Information and inspiration for scleroderma patients and caregivers. Serving people in Illinois, Wisconsin and Indiana.
Have you thought about joining a support group? Curious about who the leaders are? We sat down with a few of the group leaders and asked them some questions to gain further insight into their group dynamic and some fun facts about themselves! The conversation begins with Edie Northfield in Naperville…..
How long have you been running the group?
I started the Naperville Group in October 2012 when it became apparent that no one else I knew could understand the changes that had taken place in my body or help me cope with the many aspects of this rare disease.
Number of people in your area that participate in the group?
We’ve had nearly 50 scleroderma patients attend meetings over the last year, some with their family members or friends. We average 10-12 people per meeting.
When and where does your group meet?
The Naperville group meets from 10am-noon on the second Saturday in January, March, May, July, September, and November. We meet at Grace United Methodist Church, 300 East Gartner Road in Naperville.
What do you love about your support group?
I love my group because scleroderma patients have a chance to talk to other patients who truly understand their seemingly unique body pains and dysfunctions. We no longer feel alone.
How does your group help and inspire each other?
We offer suggestions for making better food choices, find adaptive exercises, talk about ways to combat medicine side-effects, discuss medical tests, and more. We encourage each other to keep trying and not give up. Some of us have even become friends outside of the support group.
Tell us an interesting fact(s) about yourself.
I knit and crochet prayer shawl that my church donates to comfort others in distress. I also make quilts, love to travel, and I spend as much time as I can with my 7 feral cats.
Any words of advice for other patients and caregivers?

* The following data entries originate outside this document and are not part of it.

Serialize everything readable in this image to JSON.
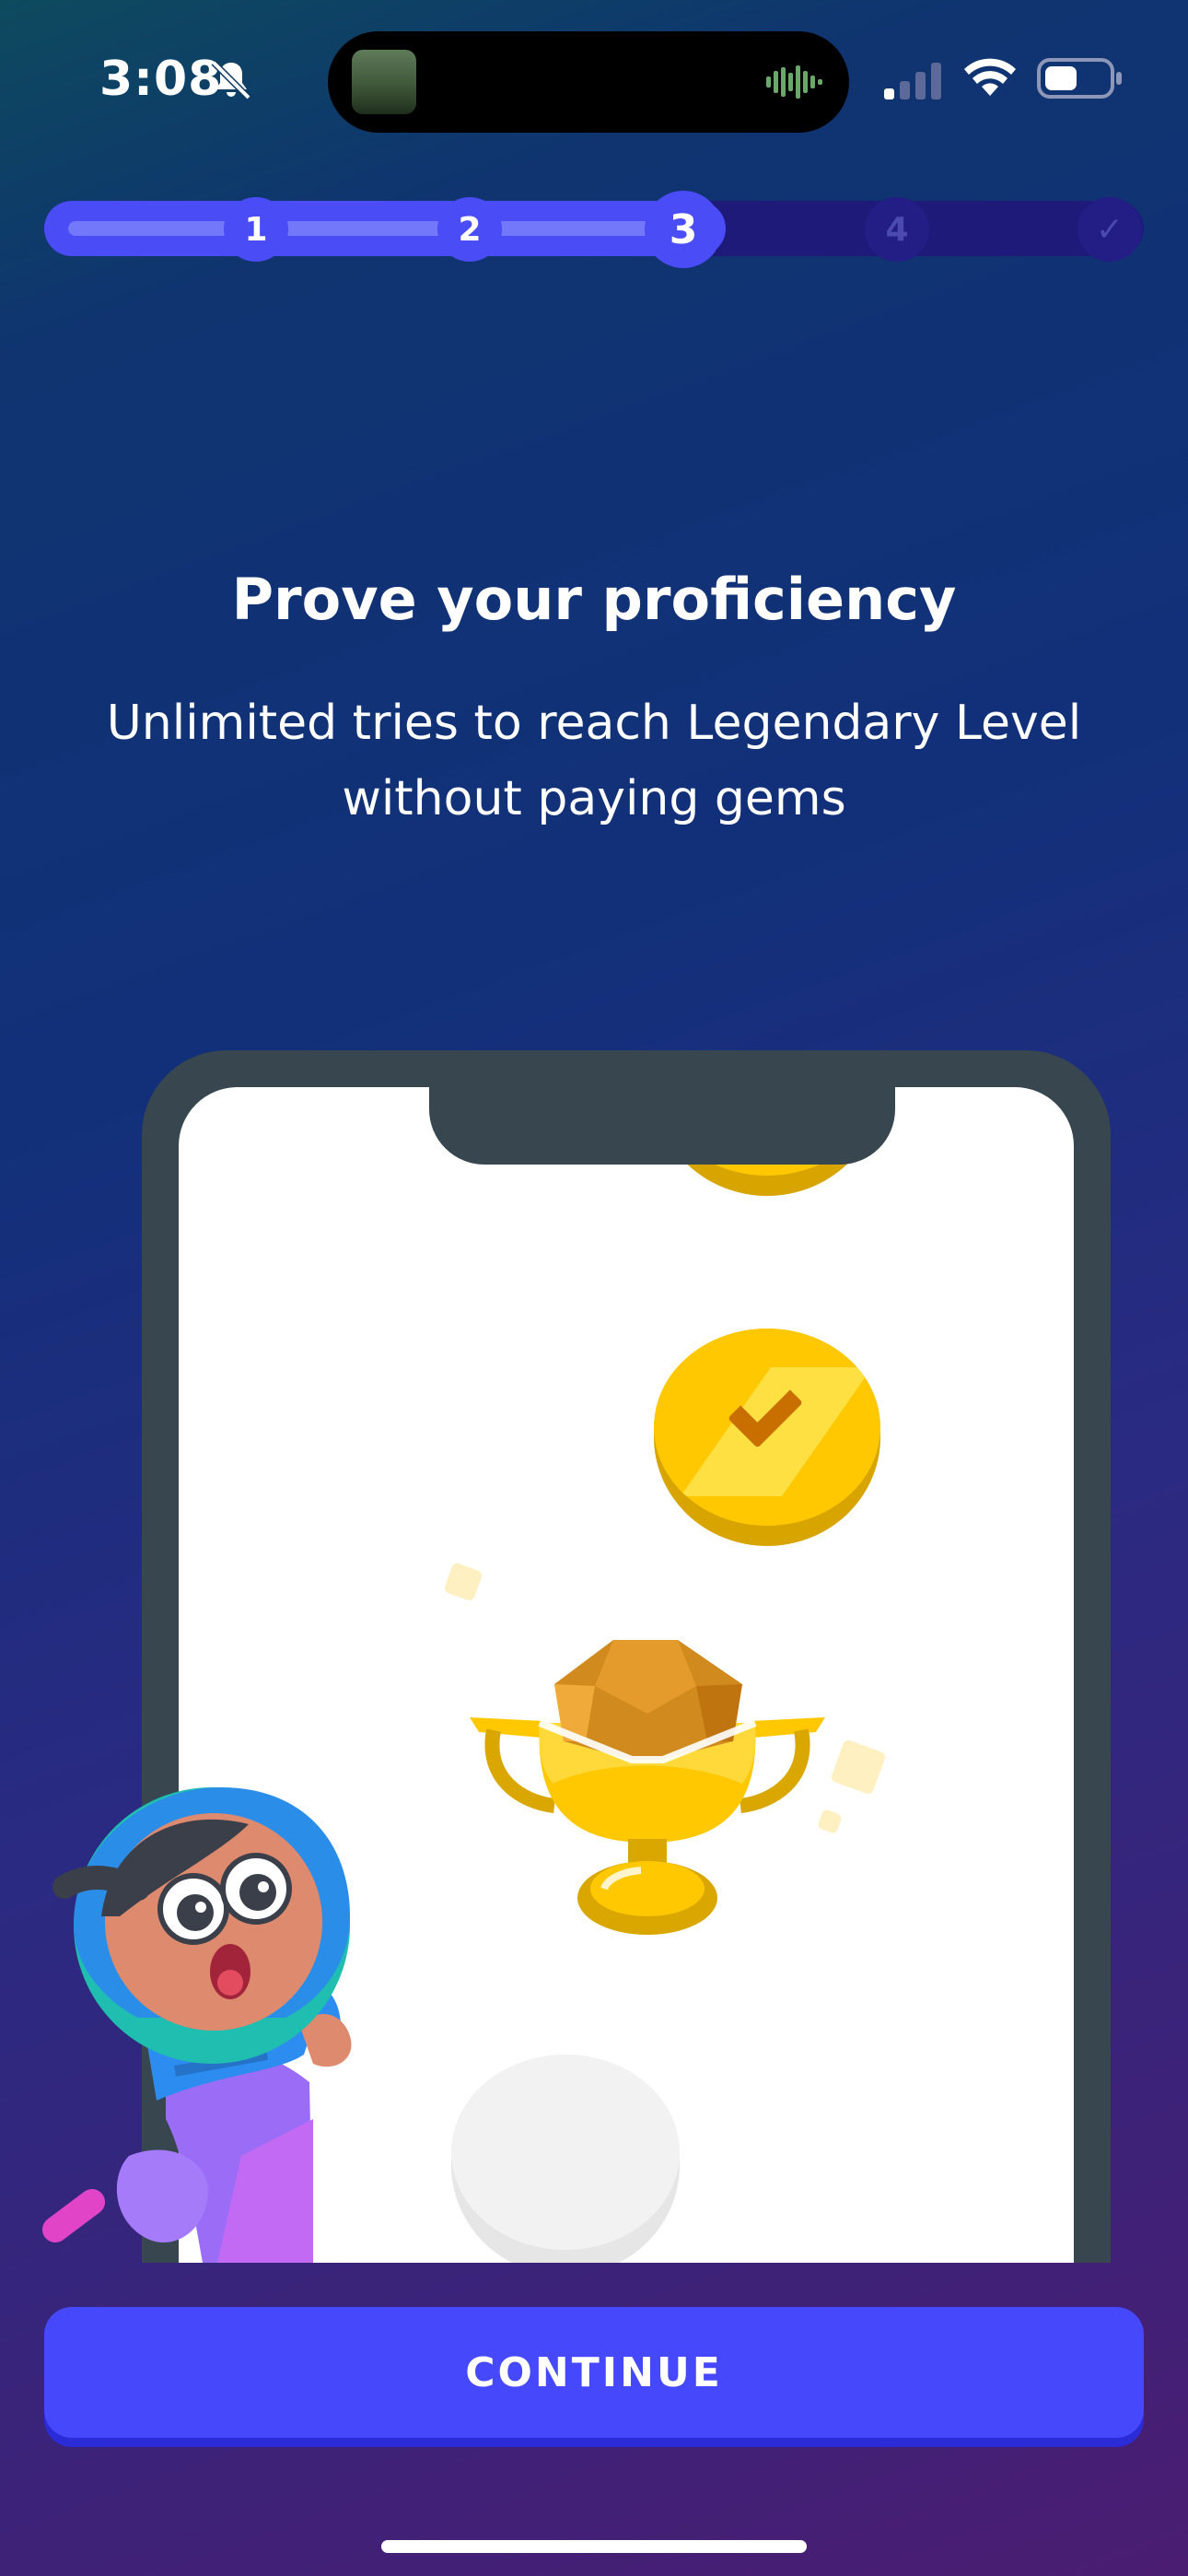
{
  "status_bar": {
    "time": "3:08",
    "icons": [
      "bell-slash-icon",
      "waveform-icon",
      "signal-icon",
      "wifi-icon",
      "battery-icon"
    ]
  },
  "stepper": {
    "steps": [
      {
        "label": "1",
        "state": "done"
      },
      {
        "label": "2",
        "state": "done"
      },
      {
        "label": "3",
        "state": "current"
      },
      {
        "label": "4",
        "state": "todo"
      },
      {
        "label": "✓",
        "state": "todo"
      }
    ]
  },
  "content": {
    "title": "Prove your proficiency",
    "subtitle_line1": "Unlimited tries to reach Legendary Level",
    "subtitle_line2": "without paying gems"
  },
  "illustration": {
    "nodes": [
      "gold-coin-icon",
      "gold-check-coin-icon",
      "trophy-icon",
      "empty-node"
    ]
  },
  "actions": {
    "continue_label": "CONTINUE"
  },
  "colors": {
    "accent": "#4548fb",
    "track": "#1e1a7a",
    "gold": "#ffc800"
  }
}
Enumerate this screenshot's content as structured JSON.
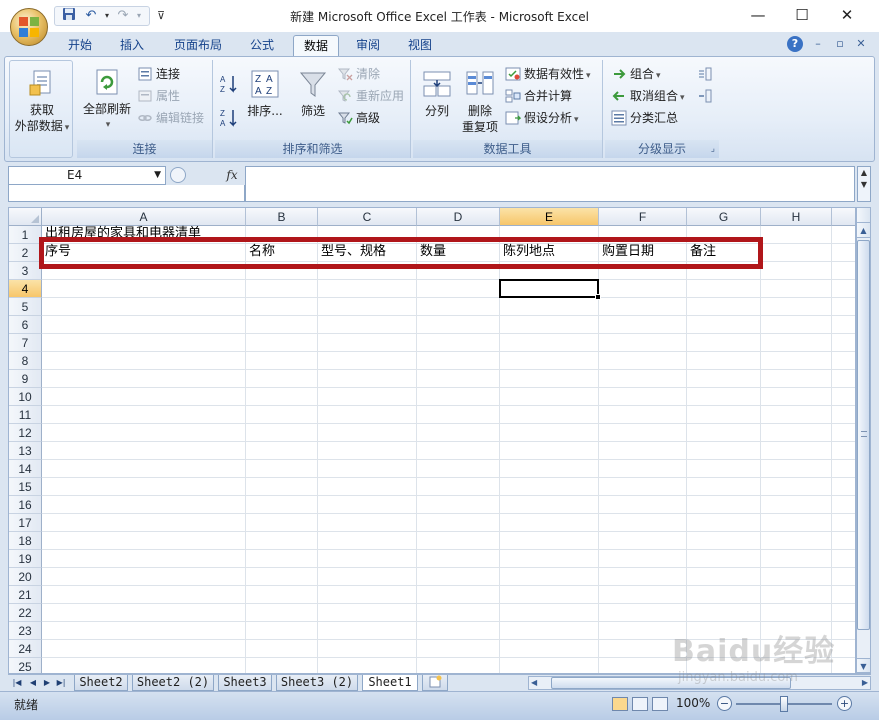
{
  "window": {
    "title": "新建 Microsoft Office Excel 工作表 - Microsoft Excel",
    "minimize": "—",
    "maximize": "☐",
    "close": "✕",
    "qat_customize": "⊽"
  },
  "tabs": [
    {
      "label": "开始",
      "active": false
    },
    {
      "label": "插入",
      "active": false
    },
    {
      "label": "页面布局",
      "active": false
    },
    {
      "label": "公式",
      "active": false
    },
    {
      "label": "数据",
      "active": true
    },
    {
      "label": "审阅",
      "active": false
    },
    {
      "label": "视图",
      "active": false
    }
  ],
  "ribbon": {
    "get_external": {
      "line1": "获取",
      "line2": "外部数据"
    },
    "connections": {
      "label": "连接",
      "refresh_all": "全部刷新",
      "connections": "连接",
      "properties": "属性",
      "edit_links": "编辑链接"
    },
    "sort_filter": {
      "label": "排序和筛选",
      "sort": "排序...",
      "filter": "筛选",
      "clear": "清除",
      "reapply": "重新应用",
      "advanced": "高级"
    },
    "data_tools": {
      "label": "数据工具",
      "text_to_columns": "分列",
      "remove_dup_1": "删除",
      "remove_dup_2": "重复项",
      "validation": "数据有效性",
      "consolidate": "合并计算",
      "whatif": "假设分析"
    },
    "outline": {
      "label": "分级显示",
      "group": "组合",
      "ungroup": "取消组合",
      "subtotal": "分类汇总"
    }
  },
  "formula_bar": {
    "name_box": "E4",
    "fx": "fx",
    "value": ""
  },
  "sheet": {
    "columns": [
      "A",
      "B",
      "C",
      "D",
      "E",
      "F",
      "G",
      "H"
    ],
    "rows": [
      "1",
      "2",
      "3",
      "4",
      "5",
      "6",
      "7",
      "8",
      "9",
      "10",
      "11",
      "12",
      "13",
      "14",
      "15",
      "16",
      "17",
      "18",
      "19",
      "20",
      "21",
      "22",
      "23",
      "24",
      "25"
    ],
    "selected_col": "E",
    "selected_row": "4",
    "cells": {
      "A1": "出租房屋的家具和电器清单",
      "A2": "序号",
      "B2": "名称",
      "C2": "型号、规格",
      "D2": "数量",
      "E2": "陈列地点",
      "F2": "购置日期",
      "G2": "备注"
    }
  },
  "sheet_tabs": [
    {
      "label": "Sheet2",
      "active": false
    },
    {
      "label": "Sheet2 (2)",
      "active": false
    },
    {
      "label": "Sheet3",
      "active": false
    },
    {
      "label": "Sheet3 (2)",
      "active": false
    },
    {
      "label": "Sheet1",
      "active": true
    }
  ],
  "status": {
    "ready": "就绪",
    "zoom": "100%"
  },
  "watermark": {
    "brand": "Baidu经验",
    "url": "jingyan.baidu.com"
  },
  "colors": {
    "highlight_box": "#b0161a",
    "selection_header": "#f7c66a"
  }
}
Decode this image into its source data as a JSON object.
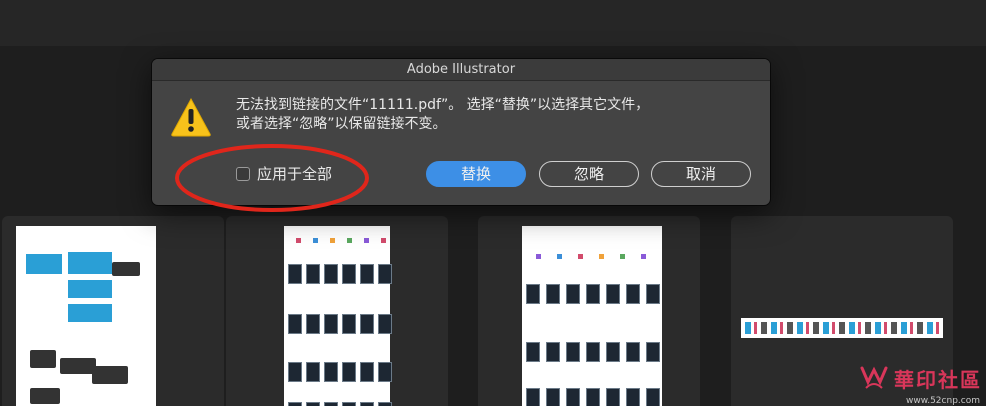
{
  "dialog": {
    "title": "Adobe Illustrator",
    "message_line1": "无法找到链接的文件“11111.pdf”。 选择“替换”以选择其它文件，",
    "message_line2": "或者选择“忽略”以保留链接不变。",
    "apply_all_label": "应用于全部",
    "apply_all_checked": false,
    "replace_label": "替换",
    "ignore_label": "忽略",
    "cancel_label": "取消"
  },
  "icons": {
    "warning": "warning-triangle-icon"
  },
  "colors": {
    "dialog_bg": "#444444",
    "primary_button": "#3d8fe6",
    "annotation": "#e0261b",
    "warning_yellow": "#f7c21b"
  },
  "watermark": {
    "text": "華印社區",
    "url": "www.52cnp.com"
  }
}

You know your body better than anyone else. If something doesn’t feel right, keep mentioning it to your doctor, or find another one, until you are satisfied that the proper outcome has been achieved.